Reproduce the following entries verbatim, each one complete.

━━━━━ THE RECORDS ━━━━━

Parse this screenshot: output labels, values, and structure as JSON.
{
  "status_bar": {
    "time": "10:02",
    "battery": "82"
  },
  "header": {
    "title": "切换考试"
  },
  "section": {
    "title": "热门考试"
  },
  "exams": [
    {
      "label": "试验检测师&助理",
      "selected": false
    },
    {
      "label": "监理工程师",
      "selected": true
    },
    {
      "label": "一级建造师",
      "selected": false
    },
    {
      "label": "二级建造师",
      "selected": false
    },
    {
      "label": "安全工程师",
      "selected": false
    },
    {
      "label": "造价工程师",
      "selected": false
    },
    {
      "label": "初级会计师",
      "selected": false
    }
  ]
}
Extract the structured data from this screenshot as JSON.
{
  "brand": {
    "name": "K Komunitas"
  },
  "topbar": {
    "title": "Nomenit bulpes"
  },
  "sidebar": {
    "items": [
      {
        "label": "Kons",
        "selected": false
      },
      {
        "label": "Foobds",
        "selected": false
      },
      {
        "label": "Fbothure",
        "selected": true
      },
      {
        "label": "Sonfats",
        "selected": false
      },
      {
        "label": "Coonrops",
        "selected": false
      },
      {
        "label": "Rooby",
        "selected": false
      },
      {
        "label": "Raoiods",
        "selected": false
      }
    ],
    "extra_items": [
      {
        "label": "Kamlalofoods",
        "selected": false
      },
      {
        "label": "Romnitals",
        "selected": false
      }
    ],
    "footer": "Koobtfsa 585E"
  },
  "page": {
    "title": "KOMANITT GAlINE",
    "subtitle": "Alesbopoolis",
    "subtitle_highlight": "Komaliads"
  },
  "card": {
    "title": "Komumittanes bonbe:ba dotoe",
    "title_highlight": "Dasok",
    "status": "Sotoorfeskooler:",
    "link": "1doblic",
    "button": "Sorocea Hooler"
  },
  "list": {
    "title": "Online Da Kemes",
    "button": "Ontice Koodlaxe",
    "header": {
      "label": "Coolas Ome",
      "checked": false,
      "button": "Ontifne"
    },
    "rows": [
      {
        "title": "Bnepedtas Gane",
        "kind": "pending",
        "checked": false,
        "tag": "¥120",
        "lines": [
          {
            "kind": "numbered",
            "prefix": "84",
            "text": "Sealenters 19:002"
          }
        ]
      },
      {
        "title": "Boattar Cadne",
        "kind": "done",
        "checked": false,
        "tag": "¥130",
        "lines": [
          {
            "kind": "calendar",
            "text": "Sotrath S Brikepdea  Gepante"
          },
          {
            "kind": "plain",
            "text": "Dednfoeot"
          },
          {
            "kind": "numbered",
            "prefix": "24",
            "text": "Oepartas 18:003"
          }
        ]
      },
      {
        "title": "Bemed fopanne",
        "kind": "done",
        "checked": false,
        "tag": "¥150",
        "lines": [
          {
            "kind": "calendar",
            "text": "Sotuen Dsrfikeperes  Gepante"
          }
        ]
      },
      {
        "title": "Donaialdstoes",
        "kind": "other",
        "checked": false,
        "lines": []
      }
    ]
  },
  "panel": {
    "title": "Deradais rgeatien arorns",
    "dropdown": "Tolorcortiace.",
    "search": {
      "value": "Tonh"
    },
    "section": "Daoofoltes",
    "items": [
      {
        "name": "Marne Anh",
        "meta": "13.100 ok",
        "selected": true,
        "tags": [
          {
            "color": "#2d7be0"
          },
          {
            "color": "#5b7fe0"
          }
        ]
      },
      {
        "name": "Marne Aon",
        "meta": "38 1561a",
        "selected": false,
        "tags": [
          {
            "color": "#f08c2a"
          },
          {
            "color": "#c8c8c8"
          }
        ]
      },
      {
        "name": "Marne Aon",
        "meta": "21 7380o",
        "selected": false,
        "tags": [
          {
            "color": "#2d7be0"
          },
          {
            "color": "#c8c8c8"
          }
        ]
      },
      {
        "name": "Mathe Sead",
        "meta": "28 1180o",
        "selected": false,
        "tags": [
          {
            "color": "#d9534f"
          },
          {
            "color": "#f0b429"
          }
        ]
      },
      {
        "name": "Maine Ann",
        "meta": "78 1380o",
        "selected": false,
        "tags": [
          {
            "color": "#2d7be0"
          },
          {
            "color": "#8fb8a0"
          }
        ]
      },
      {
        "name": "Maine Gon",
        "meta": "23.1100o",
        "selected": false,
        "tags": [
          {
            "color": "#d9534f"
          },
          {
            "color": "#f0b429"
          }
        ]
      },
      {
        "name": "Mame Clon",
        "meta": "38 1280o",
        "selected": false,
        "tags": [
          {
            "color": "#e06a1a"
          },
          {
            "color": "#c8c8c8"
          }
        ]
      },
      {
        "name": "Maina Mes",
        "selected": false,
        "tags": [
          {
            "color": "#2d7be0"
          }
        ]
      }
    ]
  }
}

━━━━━

*ANSWER SPACE*
Parse this screenshot: output labels, values, and structure as JSON.
{
  "status_bar": {
    "time": "10:02",
    "battery": "82"
  },
  "header": {
    "title": "切换考试"
  },
  "section": {
    "title": "热门考试"
  },
  "exams": [
    {
      "label": "试验检测师&助理",
      "selected": false
    },
    {
      "label": "监理工程师",
      "selected": true
    },
    {
      "label": "一级建造师",
      "selected": false
    },
    {
      "label": "二级建造师",
      "selected": false
    },
    {
      "label": "安全工程师",
      "selected": false
    },
    {
      "label": "造价工程师",
      "selected": false
    },
    {
      "label": "初级会计师",
      "selected": false
    }
  ]
}
Extract the structured data from this screenshot as JSON.
{
  "brand": {
    "name": "K Komunitas"
  },
  "topbar": {
    "title": "Nomenit bulpes"
  },
  "sidebar": {
    "items": [
      {
        "label": "Kons",
        "selected": false
      },
      {
        "label": "Foobds",
        "selected": false
      },
      {
        "label": "Fbothure",
        "selected": true
      },
      {
        "label": "Sonfats",
        "selected": false
      },
      {
        "label": "Coonrops",
        "selected": false
      },
      {
        "label": "Rooby",
        "selected": false
      },
      {
        "label": "Raoiods",
        "selected": false
      }
    ],
    "extra_items": [
      {
        "label": "Kamlalofoods",
        "selected": false
      },
      {
        "label": "Romnitals",
        "selected": false
      }
    ],
    "footer": "Koobtfsa 585E"
  },
  "page": {
    "title": "KOMANITT GAlINE",
    "subtitle": "Alesbopoolis",
    "subtitle_highlight": "Komaliads"
  },
  "card": {
    "title": "Komumittanes bonbe:ba dotoe",
    "title_highlight": "Dasok",
    "status": "Sotoorfeskooler:",
    "link": "1doblic",
    "button": "Sorocea Hooler"
  },
  "list": {
    "title": "Online Da Kemes",
    "button": "Ontice Koodlaxe",
    "header": {
      "label": "Coolas Ome",
      "checked": false,
      "button": "Ontifne"
    },
    "rows": [
      {
        "title": "Bnepedtas Gane",
        "kind": "pending",
        "checked": false,
        "tag": "¥120",
        "lines": [
          {
            "kind": "numbered",
            "prefix": "84",
            "text": "Sealenters 19:002"
          }
        ]
      },
      {
        "title": "Boattar Cadne",
        "kind": "done",
        "checked": false,
        "tag": "¥130",
        "lines": [
          {
            "kind": "calendar",
            "text": "Sotrath S Brikepdea  Gepante"
          },
          {
            "kind": "plain",
            "text": "Dednfoeot"
          },
          {
            "kind": "numbered",
            "prefix": "24",
            "text": "Oepartas 18:003"
          }
        ]
      },
      {
        "title": "Bemed fopanne",
        "kind": "done",
        "checked": false,
        "tag": "¥150",
        "lines": [
          {
            "kind": "calendar",
            "text": "Sotuen Dsrfikeperes  Gepante"
          }
        ]
      },
      {
        "title": "Donaialdstoes",
        "kind": "other",
        "checked": false,
        "lines": []
      }
    ]
  },
  "panel": {
    "title": "Deradais rgeatien arorns",
    "dropdown": "Tolorcortiace.",
    "search": {
      "value": "Tonh"
    },
    "section": "Daoofoltes",
    "items": [
      {
        "name": "Marne Anh",
        "meta": "13.100 ok",
        "selected": true,
        "tags": [
          {
            "color": "#2d7be0"
          },
          {
            "color": "#5b7fe0"
          }
        ]
      },
      {
        "name": "Marne Aon",
        "meta": "38 1561a",
        "selected": false,
        "tags": [
          {
            "color": "#f08c2a"
          },
          {
            "color": "#c8c8c8"
          }
        ]
      },
      {
        "name": "Marne Aon",
        "meta": "21 7380o",
        "selected": false,
        "tags": [
          {
            "color": "#2d7be0"
          },
          {
            "color": "#c8c8c8"
          }
        ]
      },
      {
        "name": "Mathe Sead",
        "meta": "28 1180o",
        "selected": false,
        "tags": [
          {
            "color": "#d9534f"
          },
          {
            "color": "#f0b429"
          }
        ]
      },
      {
        "name": "Maine Ann",
        "meta": "78 1380o",
        "selected": false,
        "tags": [
          {
            "color": "#2d7be0"
          },
          {
            "color": "#8fb8a0"
          }
        ]
      },
      {
        "name": "Maine Gon",
        "meta": "23.1100o",
        "selected": false,
        "tags": [
          {
            "color": "#d9534f"
          },
          {
            "color": "#f0b429"
          }
        ]
      },
      {
        "name": "Mame Clon",
        "meta": "38 1280o",
        "selected": false,
        "tags": [
          {
            "color": "#e06a1a"
          },
          {
            "color": "#c8c8c8"
          }
        ]
      },
      {
        "name": "Maina Mes",
        "selected": false,
        "tags": [
          {
            "color": "#2d7be0"
          }
        ]
      }
    ]
  }
}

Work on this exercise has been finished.